» **INSTRUCTIONS FOR THE TASK**
Determine how many lines below contain the word "输入公式", then state only that figure.

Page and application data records
....
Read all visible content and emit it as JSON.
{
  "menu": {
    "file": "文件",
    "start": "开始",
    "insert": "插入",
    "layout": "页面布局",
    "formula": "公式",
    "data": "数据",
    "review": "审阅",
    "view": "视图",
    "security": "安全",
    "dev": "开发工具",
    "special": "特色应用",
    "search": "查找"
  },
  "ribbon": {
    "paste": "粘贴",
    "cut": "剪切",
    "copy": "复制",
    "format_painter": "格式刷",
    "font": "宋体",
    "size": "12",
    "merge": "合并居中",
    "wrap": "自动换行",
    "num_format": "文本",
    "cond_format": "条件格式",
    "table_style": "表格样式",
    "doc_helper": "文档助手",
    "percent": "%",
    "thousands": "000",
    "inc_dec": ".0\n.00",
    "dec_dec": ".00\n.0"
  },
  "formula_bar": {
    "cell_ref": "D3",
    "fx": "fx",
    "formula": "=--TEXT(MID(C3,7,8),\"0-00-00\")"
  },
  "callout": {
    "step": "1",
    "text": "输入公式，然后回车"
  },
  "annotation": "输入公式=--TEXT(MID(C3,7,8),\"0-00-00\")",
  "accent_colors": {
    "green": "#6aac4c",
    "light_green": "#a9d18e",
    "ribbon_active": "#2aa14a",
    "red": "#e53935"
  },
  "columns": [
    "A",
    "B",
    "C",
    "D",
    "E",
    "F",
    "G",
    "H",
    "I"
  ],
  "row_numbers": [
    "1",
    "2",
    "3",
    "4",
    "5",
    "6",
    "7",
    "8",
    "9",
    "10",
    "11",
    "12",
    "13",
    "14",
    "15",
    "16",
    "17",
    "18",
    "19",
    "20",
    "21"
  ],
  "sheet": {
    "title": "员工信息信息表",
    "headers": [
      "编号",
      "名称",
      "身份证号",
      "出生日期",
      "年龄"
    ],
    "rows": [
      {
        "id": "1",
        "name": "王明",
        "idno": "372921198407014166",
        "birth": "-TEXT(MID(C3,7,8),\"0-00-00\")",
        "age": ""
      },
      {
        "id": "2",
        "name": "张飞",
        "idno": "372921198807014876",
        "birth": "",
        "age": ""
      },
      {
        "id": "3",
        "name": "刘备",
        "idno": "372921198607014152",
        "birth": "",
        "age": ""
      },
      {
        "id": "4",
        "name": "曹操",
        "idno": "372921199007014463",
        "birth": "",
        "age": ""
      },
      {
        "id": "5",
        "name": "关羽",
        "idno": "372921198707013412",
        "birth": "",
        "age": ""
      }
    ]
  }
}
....
» **RESPONSE TO THE TASK**
2